A Stanford adolescent medicine expert helped develop an educational game to reduce tobacco use in middle school and high school students.
Families of young kids with ADHD should get parenting-skills therapy before other treatments, but this happens infrequently, a study found.
Researchers argue that data from routine COVID-19 contact tracing and testing could help schools remain open.
More than two hours of daily screen time was linked to lower IQ and behavioral issues in 6- and 7-year-olds born very prematurely.
Immigrants living in the U.S. without legal status are often reluctant to get medical care even when they have DACA protection, study shows.
A Stanford pediatric infectious disease expert is highlighted in a new campaign to answer parents' questions about COVID-19 vaccines.
After a lull early in the pandemic, head injury rates for kids are ticking up again.
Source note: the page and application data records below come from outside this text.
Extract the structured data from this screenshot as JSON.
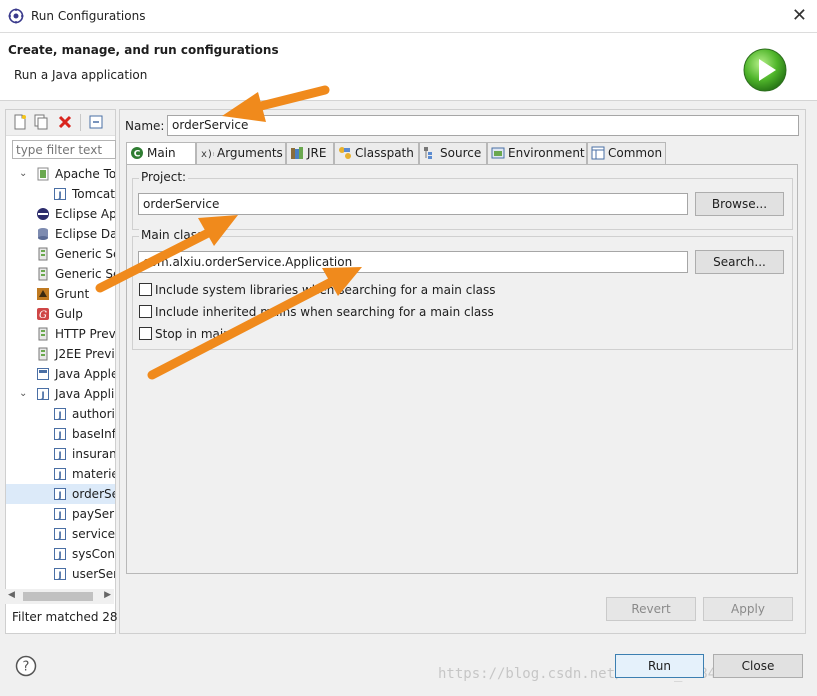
{
  "window": {
    "title": "Run Configurations",
    "close_glyph": "✕"
  },
  "header": {
    "title": "Create, manage, and run configurations",
    "subtitle": "Run a Java application"
  },
  "sidebar": {
    "filter_placeholder": "type filter text",
    "tree": [
      {
        "label": "Apache To",
        "expand": "⌄",
        "icon": "tomcat-config-icon"
      },
      {
        "label": "Tomcat",
        "expand": "",
        "icon": "java-config-icon"
      },
      {
        "label": "Eclipse Ap",
        "expand": "",
        "icon": "eclipse-icon"
      },
      {
        "label": "Eclipse Da",
        "expand": "",
        "icon": "database-icon"
      },
      {
        "label": "Generic Se",
        "expand": "",
        "icon": "server-icon"
      },
      {
        "label": "Generic Se",
        "expand": "",
        "icon": "server-icon"
      },
      {
        "label": "Grunt",
        "expand": "",
        "icon": "grunt-icon"
      },
      {
        "label": "Gulp",
        "expand": "",
        "icon": "gulp-icon"
      },
      {
        "label": "HTTP Previ",
        "expand": "",
        "icon": "server-icon"
      },
      {
        "label": "J2EE Previ",
        "expand": "",
        "icon": "server-icon"
      },
      {
        "label": "Java Apple",
        "expand": "",
        "icon": "applet-icon"
      },
      {
        "label": "Java Appli",
        "expand": "⌄",
        "icon": "java-app-icon"
      },
      {
        "label": "authori",
        "expand": "",
        "icon": "java-config-icon"
      },
      {
        "label": "baseInf",
        "expand": "",
        "icon": "java-config-icon"
      },
      {
        "label": "insuran",
        "expand": "",
        "icon": "java-config-icon"
      },
      {
        "label": "materie",
        "expand": "",
        "icon": "java-config-icon"
      },
      {
        "label": "orderSe",
        "expand": "",
        "icon": "java-config-icon",
        "selected": true
      },
      {
        "label": "paySer",
        "expand": "",
        "icon": "java-config-icon"
      },
      {
        "label": "service",
        "expand": "",
        "icon": "java-config-icon"
      },
      {
        "label": "sysCon",
        "expand": "",
        "icon": "java-config-icon"
      },
      {
        "label": "userSer",
        "expand": "",
        "icon": "java-config-icon"
      }
    ],
    "status": "Filter matched 28"
  },
  "config": {
    "name_label": "Name:",
    "name_value": "orderService",
    "tabs": [
      {
        "label": "Main",
        "icon": "main-tab-icon"
      },
      {
        "label": "Arguments",
        "icon": "arguments-tab-icon"
      },
      {
        "label": "JRE",
        "icon": "jre-tab-icon"
      },
      {
        "label": "Classpath",
        "icon": "classpath-tab-icon"
      },
      {
        "label": "Source",
        "icon": "source-tab-icon"
      },
      {
        "label": "Environment",
        "icon": "environment-tab-icon"
      },
      {
        "label": "Common",
        "icon": "common-tab-icon"
      }
    ],
    "project_label": "Project:",
    "project_value": "orderService",
    "browse_label": "Browse...",
    "main_class_label": "Main class",
    "main_class_value": "com.alxiu.orderService.Application",
    "search_label": "Search...",
    "options": [
      {
        "label": "Include system libraries when searching for a main class",
        "checked": false
      },
      {
        "label": "Include inherited mains when searching for a main class",
        "checked": false
      },
      {
        "label": "Stop in main",
        "checked": false
      }
    ],
    "revert_label": "Revert",
    "apply_label": "Apply"
  },
  "footer": {
    "run_label": "Run",
    "close_label": "Close",
    "help_glyph": "?"
  },
  "watermark": "https://blog.csdn.net/weixin_37848710",
  "colors": {
    "accent": "#3c7fb1",
    "arrow": "#f08a1c",
    "selection": "#dceaf9"
  }
}
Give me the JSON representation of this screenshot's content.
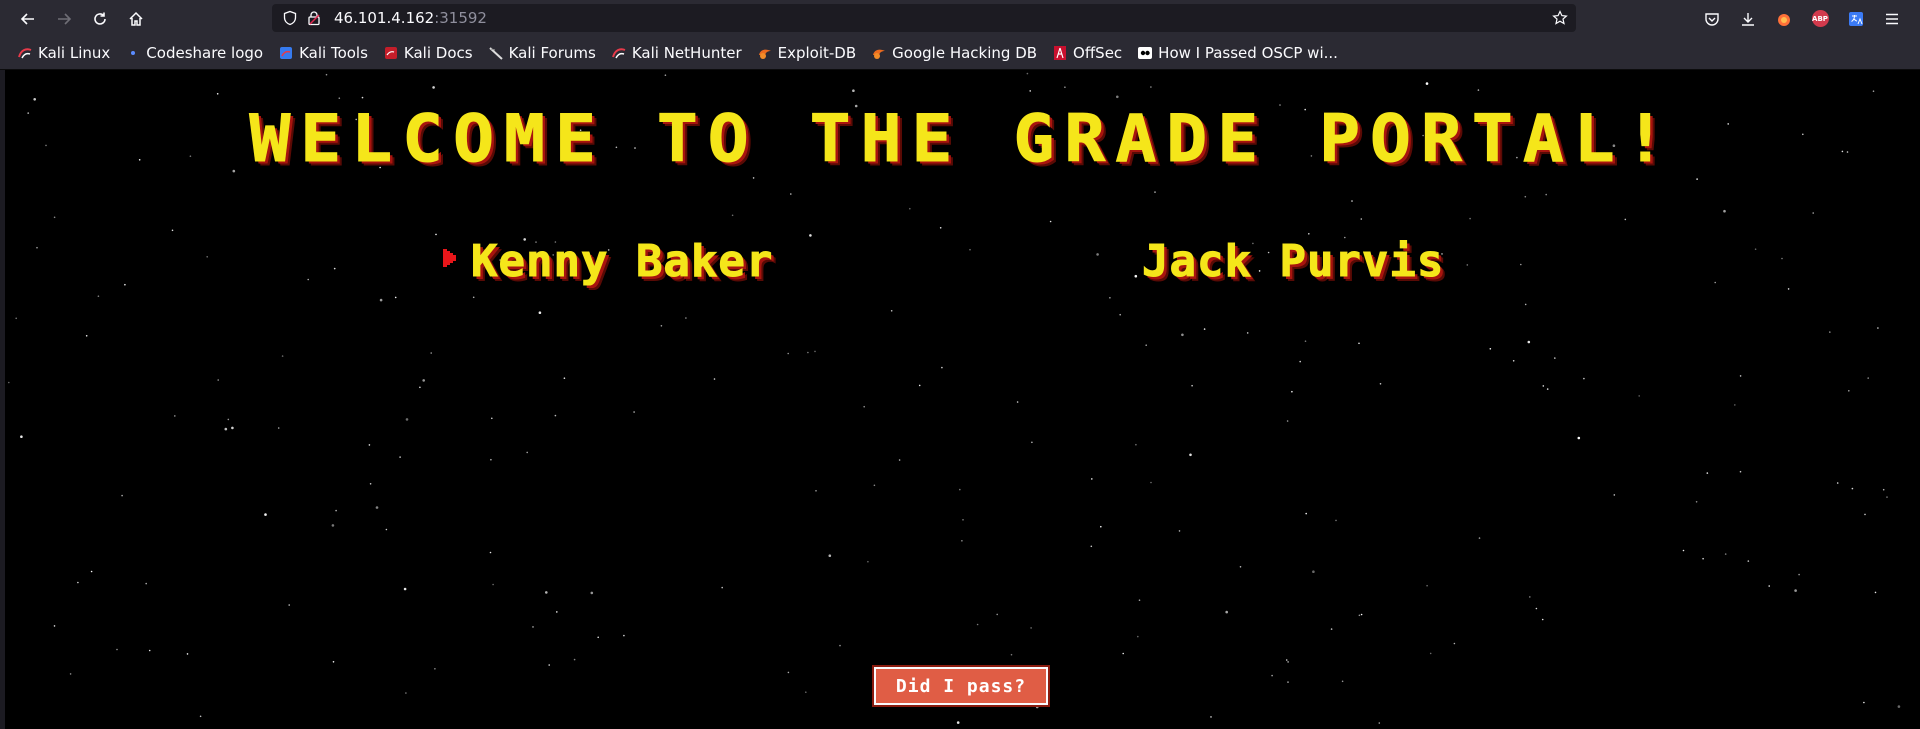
{
  "browser": {
    "url_host": "46.101.4.162",
    "url_port": ":31592",
    "abp_label": "ABP"
  },
  "bookmarks": [
    {
      "label": "Kali Linux",
      "icon": "kali-icon"
    },
    {
      "label": "Codeshare logo",
      "icon": "dot-icon"
    },
    {
      "label": "Kali Tools",
      "icon": "kali-tools-icon"
    },
    {
      "label": "Kali Docs",
      "icon": "kali-docs-icon"
    },
    {
      "label": "Kali Forums",
      "icon": "kali-forums-icon"
    },
    {
      "label": "Kali NetHunter",
      "icon": "kali-icon"
    },
    {
      "label": "Exploit-DB",
      "icon": "exploitdb-icon"
    },
    {
      "label": "Google Hacking DB",
      "icon": "exploitdb-icon"
    },
    {
      "label": "OffSec",
      "icon": "offsec-icon"
    },
    {
      "label": "How I Passed OSCP wi...",
      "icon": "video-icon"
    }
  ],
  "page": {
    "title": "WELCOME TO THE GRADE PORTAL!",
    "students": [
      "Kenny Baker",
      "Jack Purvis"
    ],
    "pass_button": "Did I pass?"
  },
  "colors": {
    "title_yellow": "#f5e61a",
    "shadow_red": "#a8140e",
    "button_red": "#e05d45",
    "background": "#000000"
  }
}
Parents should know what to do if their child gets hurt.
Newer anti-seizure drugs have a good safety profile for the baby when used in pregnancy and breastfeeding, according to a Stanford-led study.
After 10 years of living with a special device that helps the heart pump blood, one pediatric patient is part of an elite group of survivors.
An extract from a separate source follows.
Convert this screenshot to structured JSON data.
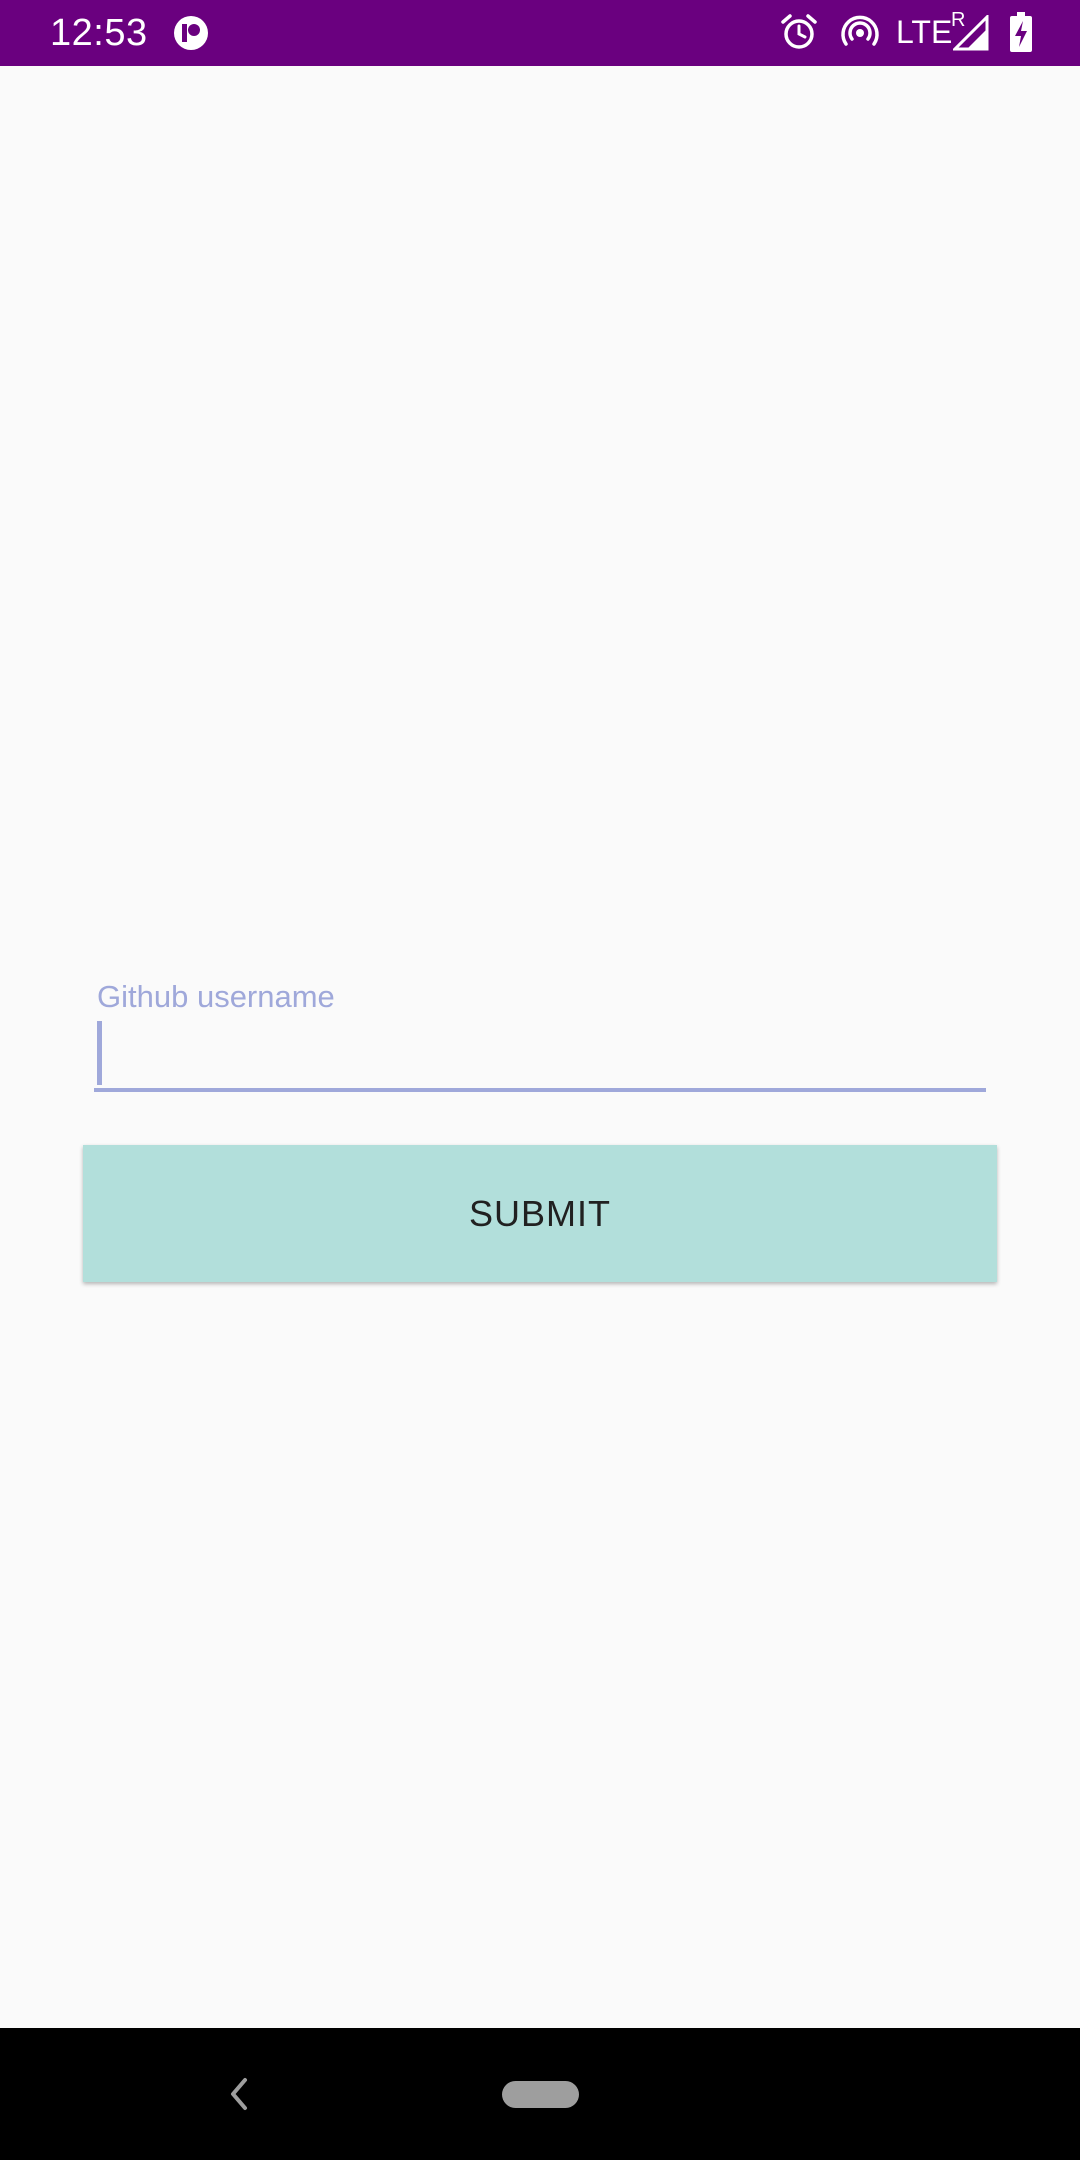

Anxious to protect her children, Stanford immunology researcher enrolls her two young children Pfizer’s COVID-19 vaccine clinical trial for kids.
A revolutionaly technique helps cure 9-year-old girl who was Stanford Children's Health's 1,000th stem cell transplant patient.
A cancer survivor treated at Stanford has written a book to help kids facing stem cell transplant understand the procedure and approach it with courage.
In this Voices of COVID story, Stanford Children's Health physician Alan Schroeder, MD, talks about his work caring for kids with COVID-19 symptoms.
Tracking a pain-relief device's success in patients who aren't in clinical trials is seen as a promising approach to expanding treatment options for kids.
A blood test that predicts if a baby will be born prematurely works well for pregnant women in developing countries, a Stanford-led study found.
A public health program in India improved maternal and child health initially, but was at risk of leaving behind disadvantaged participants when it expanded.